When can you delay Decree Absolute?

In many cases clients are keen to obtain Decree Absolute, the final stage of the formal divorce process. For some it’s a time to grieve, for others a chance to host a Divorce Party. There are some circumstances, however, when there are good reasons to delay it.  One such reason may be the risk to the client of financial disadvantage should the petitioner die before financial issues have been resolved.  Typically this will relate to the loss of pension benefits due to a spouse on the petitioner’s death.

Non-fault grounds

Under s.10 of the Matrimonial Causes Act 1973 an application to delay Decree Absolute can be made where the petition is on non-fault grounds. Section 10 states that (with emphasis added):

“(3)     The court hearing an application by the respondent…shall consider all the circumstances, including the age, health, conduct, earning capacity, financial resources and financial obligations of each of the parties, and the financial position of the respondent as, having regard to the divorce, it is likely to be after the death of the petitioner should the petitioner die first; and, subject to subsection (4) below, the court shall not make the decree absolute unless it is satisfied—

(a)     that the petitioner should not be required to make any financial provision for the respondent, or

(b)     that the financial provision made by the petitioner for the respondent is reasonable and fair or the best that can be made in the circumstances.

(4)     The court may if it thinks fit make the decree absolute notwithstanding the requirements of subsection (3) above if—

(a)     it appears that there are circumstances making it desirable that the decree should be made absolute without delay, and

(b)     the court has obtained a satisfactory undertaking from the petitioner that he will make such financial provision for the respondent as the court may approve.”

It should be noted that the making of proposals for financial provision is not enough to satisfy s.10(3)(b). Actual provision is required before this ground is satisfied: Wilson v. Wilson [1973] 2 All ER 17.

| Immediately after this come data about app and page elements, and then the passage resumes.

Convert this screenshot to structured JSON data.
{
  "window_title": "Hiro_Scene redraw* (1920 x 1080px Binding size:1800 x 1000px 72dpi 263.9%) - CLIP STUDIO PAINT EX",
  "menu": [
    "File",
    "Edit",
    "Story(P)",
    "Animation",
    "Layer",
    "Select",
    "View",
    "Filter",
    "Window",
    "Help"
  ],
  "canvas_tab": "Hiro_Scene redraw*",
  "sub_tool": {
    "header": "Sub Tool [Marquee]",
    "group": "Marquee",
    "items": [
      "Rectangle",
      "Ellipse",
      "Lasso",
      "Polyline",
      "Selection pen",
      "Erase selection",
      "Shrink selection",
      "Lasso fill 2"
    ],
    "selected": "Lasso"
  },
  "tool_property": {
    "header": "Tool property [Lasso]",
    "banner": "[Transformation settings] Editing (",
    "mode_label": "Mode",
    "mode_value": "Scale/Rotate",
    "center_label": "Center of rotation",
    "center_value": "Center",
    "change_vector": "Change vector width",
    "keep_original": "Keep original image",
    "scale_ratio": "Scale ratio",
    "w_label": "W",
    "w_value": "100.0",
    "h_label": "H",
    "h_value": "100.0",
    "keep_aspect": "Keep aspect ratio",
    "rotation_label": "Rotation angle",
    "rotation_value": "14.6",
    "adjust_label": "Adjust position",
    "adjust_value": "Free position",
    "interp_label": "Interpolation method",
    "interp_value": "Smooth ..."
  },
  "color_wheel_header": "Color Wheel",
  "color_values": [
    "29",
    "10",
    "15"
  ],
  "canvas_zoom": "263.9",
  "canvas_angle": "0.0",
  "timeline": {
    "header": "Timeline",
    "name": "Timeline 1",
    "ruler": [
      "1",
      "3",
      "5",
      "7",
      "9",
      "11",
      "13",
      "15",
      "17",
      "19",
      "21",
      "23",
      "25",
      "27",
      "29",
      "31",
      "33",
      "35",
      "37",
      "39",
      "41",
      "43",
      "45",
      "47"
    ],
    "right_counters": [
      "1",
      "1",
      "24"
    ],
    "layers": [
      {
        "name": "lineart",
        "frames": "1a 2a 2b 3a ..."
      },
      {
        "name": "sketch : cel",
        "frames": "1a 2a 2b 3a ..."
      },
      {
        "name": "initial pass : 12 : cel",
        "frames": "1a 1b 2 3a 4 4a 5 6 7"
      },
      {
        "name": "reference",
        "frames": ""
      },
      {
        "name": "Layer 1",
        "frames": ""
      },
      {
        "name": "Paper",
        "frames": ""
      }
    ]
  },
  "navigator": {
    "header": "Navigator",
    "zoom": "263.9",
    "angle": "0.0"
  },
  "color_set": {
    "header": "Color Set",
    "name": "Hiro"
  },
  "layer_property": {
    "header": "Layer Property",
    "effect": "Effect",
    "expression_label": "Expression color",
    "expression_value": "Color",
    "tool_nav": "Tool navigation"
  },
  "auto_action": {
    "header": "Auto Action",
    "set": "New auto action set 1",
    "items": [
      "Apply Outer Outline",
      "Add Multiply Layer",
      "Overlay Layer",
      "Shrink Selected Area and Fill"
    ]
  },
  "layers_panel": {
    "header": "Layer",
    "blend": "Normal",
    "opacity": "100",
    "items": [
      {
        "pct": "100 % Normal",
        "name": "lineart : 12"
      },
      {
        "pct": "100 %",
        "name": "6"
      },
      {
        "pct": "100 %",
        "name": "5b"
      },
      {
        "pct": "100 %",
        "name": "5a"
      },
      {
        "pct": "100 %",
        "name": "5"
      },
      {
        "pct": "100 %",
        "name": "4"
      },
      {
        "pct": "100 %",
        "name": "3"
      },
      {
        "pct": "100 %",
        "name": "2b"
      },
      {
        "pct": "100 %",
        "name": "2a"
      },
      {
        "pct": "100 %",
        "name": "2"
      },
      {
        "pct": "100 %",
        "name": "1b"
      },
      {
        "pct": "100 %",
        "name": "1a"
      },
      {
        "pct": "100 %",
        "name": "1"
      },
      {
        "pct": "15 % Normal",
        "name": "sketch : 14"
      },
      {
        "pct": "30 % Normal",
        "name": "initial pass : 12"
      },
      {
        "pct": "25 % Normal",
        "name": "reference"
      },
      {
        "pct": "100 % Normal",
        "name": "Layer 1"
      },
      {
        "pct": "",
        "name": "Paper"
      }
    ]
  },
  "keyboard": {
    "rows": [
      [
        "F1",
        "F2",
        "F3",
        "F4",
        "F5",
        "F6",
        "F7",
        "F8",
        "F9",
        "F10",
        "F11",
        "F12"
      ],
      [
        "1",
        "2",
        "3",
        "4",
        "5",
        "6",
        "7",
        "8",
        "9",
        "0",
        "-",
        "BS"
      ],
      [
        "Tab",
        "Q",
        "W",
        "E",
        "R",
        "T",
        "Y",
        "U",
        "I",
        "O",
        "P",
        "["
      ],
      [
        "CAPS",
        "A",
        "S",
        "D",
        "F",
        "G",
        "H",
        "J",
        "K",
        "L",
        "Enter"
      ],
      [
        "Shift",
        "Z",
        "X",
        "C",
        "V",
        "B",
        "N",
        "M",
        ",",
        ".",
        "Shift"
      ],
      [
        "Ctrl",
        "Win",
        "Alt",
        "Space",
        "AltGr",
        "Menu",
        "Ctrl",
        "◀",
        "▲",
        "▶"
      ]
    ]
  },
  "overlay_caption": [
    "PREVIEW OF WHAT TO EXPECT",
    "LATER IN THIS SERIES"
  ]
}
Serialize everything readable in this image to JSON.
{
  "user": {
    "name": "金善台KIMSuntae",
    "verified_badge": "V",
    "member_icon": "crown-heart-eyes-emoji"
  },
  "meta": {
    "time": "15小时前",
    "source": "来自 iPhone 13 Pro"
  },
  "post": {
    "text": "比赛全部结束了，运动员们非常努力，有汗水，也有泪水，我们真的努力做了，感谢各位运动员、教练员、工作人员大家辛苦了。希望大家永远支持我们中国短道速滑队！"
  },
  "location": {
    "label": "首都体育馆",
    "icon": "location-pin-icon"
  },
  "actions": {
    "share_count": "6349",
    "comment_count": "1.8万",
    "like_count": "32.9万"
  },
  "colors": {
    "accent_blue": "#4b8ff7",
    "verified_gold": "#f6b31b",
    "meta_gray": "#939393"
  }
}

Similarly, to satisfy s.10(4)(b), a general undertaking to make “such provision as the court may approve” is insufficient and the court should instead scrutinise the financial provision proposed by the petitioner: Grigson v. Grigson [1974] 1 All ER 478.

Fault grounds

Where the petition is based on fault grounds, a party can rely upon the court’s inherent jurisdiction to stay the making of Decree Absolute. The leading authority is Miller-Smith v. Miller-Smith (No 2) [2010] 2 FLR 351.  At para 23 Baker J states (with emphasis added):

“there is a discretionary power under the inherent jurisdiction to delay or stay an application to make a decree absolute, but this jurisdiction can only be exercised if the respondent is able to establish special or exceptional circumstances”.

He goes on at para 25 to consider what might be considered such circumstances:

Financial disadvantage is not a ground for refusing a divorce and the statutory obligation at one stage imposed on a court when considering an application for ancillary relief to strive to put the parties in the position they would have been in had the marriage not broken down has long been abandoned.  If, however, a respondent can establish that she would suffer a financial or other disadvantage if the petitioner dies after the decree absolute for which she could not receive compensation, it is possible that the delay of the decree absolute under the inherent jurisdiction may be ordered.”

On the facts of that case, the application to stay Decree Absolute was refused because the petitioner husband had offered “comprehensive undertakings” which removed the risk of disadvantage to the wife. The husband undertook to nominate the wife to receive pension benefits upon his death, and to make provision by way of health insurance cover.

It is therefore clear that the bar to overcome on an application to stay Decree Absolute is a high one, but petitioners must also be aware of the need to make proper and reasonable proposals for provision both in the short and long term.

This content comes from Holly’s seminar on pensions which will be held in Eastbourne, Dartford and Canterbury on 17th, 18th and 20th October 2016 respectively.